Data provided:

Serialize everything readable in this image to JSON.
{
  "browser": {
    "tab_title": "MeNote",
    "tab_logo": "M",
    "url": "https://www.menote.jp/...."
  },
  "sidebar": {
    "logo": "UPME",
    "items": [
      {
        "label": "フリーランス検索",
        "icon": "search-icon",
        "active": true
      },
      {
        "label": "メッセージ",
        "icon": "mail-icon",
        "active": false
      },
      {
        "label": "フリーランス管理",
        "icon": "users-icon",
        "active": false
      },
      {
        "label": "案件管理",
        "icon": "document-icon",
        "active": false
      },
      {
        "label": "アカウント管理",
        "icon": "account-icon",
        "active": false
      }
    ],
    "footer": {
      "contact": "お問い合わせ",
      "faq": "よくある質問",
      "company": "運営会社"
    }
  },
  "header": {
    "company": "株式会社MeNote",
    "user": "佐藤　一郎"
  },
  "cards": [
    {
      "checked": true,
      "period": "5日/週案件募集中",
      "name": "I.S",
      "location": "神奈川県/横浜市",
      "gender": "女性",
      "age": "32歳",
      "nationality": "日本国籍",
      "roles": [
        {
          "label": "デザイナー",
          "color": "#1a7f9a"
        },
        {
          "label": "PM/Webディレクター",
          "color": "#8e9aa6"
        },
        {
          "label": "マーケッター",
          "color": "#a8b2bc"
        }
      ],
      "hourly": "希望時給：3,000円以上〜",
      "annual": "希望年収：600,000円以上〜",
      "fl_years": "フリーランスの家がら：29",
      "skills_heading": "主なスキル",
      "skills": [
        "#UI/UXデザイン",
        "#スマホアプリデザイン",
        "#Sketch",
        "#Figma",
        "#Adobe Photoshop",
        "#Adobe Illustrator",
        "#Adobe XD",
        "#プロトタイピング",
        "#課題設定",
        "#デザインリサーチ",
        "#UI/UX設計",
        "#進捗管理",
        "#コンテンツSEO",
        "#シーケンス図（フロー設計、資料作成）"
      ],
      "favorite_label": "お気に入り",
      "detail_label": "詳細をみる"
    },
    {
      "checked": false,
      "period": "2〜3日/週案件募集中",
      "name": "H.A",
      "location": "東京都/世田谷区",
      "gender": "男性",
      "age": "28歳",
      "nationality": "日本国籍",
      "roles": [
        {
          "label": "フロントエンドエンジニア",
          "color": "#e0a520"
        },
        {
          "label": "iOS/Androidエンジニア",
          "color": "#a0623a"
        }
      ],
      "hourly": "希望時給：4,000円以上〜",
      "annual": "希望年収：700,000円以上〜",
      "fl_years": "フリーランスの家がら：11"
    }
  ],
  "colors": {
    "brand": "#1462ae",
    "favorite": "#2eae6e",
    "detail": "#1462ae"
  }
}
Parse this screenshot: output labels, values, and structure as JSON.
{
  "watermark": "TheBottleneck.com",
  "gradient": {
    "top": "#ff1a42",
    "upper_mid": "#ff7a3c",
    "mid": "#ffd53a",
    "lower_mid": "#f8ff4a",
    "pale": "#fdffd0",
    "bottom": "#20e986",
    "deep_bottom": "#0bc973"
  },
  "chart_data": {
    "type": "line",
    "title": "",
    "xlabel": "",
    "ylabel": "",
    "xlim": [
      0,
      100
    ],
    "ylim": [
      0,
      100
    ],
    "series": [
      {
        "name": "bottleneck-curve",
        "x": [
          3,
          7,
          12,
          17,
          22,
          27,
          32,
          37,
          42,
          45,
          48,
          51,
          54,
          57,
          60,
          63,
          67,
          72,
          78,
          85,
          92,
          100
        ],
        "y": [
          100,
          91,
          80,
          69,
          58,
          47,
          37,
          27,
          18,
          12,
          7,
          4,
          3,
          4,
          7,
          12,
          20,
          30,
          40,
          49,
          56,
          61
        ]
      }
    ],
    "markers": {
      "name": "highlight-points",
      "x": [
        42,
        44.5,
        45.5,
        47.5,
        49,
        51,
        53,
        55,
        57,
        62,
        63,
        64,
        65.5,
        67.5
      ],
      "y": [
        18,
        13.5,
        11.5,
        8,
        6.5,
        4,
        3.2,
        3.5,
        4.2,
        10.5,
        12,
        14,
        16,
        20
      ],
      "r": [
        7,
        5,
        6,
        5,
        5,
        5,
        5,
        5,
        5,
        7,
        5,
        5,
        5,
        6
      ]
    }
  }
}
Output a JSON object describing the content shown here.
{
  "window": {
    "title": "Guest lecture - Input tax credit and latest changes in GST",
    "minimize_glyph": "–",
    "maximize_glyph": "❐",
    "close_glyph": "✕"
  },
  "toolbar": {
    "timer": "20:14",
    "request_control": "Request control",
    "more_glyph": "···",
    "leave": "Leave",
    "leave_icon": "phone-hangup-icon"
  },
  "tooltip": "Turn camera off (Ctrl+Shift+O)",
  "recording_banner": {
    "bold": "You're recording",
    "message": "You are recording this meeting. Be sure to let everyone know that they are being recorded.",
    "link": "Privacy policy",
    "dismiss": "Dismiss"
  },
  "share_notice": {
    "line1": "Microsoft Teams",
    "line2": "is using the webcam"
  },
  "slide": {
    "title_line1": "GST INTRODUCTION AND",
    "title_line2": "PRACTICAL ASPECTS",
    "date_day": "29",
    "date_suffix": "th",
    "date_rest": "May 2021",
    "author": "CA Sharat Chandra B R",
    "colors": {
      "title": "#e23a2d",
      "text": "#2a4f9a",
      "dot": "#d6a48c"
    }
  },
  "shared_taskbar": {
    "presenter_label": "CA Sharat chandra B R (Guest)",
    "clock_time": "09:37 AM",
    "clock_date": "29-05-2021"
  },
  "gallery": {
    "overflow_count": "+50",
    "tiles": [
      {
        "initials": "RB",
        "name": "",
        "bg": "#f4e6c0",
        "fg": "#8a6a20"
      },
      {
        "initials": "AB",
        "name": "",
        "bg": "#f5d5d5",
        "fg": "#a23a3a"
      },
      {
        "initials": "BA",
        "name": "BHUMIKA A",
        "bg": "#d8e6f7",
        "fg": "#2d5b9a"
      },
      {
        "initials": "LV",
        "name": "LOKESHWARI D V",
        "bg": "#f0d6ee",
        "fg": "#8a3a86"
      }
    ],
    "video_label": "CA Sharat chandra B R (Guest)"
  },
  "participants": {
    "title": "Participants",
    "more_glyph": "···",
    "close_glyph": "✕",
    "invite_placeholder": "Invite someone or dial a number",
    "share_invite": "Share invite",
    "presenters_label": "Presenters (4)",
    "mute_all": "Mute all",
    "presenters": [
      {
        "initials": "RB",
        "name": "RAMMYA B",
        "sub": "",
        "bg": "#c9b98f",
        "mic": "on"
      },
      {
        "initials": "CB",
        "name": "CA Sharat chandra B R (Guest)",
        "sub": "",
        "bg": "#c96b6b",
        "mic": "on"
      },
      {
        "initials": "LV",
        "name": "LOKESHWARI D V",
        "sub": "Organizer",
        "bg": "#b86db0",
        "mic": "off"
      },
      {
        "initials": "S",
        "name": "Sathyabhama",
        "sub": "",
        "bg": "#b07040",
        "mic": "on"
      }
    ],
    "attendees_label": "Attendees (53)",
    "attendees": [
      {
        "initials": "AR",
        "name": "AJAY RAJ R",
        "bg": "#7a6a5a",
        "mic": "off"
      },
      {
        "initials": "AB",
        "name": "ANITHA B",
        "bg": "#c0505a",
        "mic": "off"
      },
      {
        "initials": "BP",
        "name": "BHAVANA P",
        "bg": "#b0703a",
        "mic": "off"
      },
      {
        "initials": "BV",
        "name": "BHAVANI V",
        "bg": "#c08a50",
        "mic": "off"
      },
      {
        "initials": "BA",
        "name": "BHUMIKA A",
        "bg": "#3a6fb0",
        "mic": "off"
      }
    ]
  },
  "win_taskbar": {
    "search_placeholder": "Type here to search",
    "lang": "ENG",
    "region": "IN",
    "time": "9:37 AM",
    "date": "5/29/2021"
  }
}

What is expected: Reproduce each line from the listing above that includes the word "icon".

Finished exercise:
        "icon": "search-icon",
        "icon": "mail-icon",
        "icon": "users-icon",
        "icon": "document-icon",
        "icon": "account-icon",
    "leave_icon": "phone-hangup-icon"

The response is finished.